**Task input:**
========================

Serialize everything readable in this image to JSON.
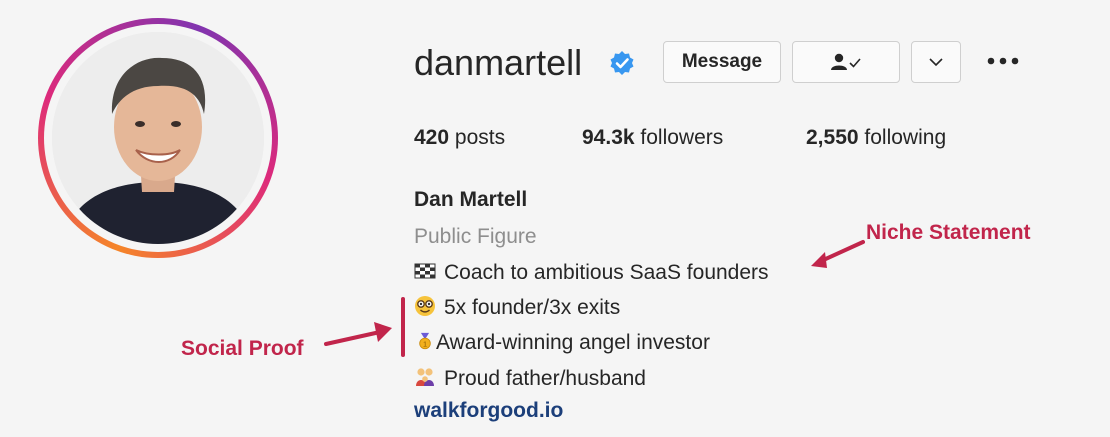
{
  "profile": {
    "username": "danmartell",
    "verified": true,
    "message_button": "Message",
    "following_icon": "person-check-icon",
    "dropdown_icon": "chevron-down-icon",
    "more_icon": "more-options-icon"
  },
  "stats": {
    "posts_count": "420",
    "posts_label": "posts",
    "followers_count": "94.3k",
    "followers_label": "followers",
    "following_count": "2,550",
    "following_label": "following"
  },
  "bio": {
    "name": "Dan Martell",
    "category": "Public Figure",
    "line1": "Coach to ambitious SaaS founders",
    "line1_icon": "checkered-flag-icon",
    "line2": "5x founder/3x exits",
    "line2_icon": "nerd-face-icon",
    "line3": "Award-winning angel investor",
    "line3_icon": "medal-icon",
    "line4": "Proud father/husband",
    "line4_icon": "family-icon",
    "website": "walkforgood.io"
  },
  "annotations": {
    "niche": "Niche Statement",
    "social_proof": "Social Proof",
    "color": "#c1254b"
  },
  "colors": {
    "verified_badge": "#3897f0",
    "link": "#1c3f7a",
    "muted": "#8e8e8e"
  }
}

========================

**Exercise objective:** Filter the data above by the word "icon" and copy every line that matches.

**Solution:**
    "following_icon": "person-check-icon",
    "dropdown_icon": "chevron-down-icon",
    "more_icon": "more-options-icon"
    "line1_icon": "checkered-flag-icon",
    "line2_icon": "nerd-face-icon",
    "line3_icon": "medal-icon",
    "line4_icon": "family-icon",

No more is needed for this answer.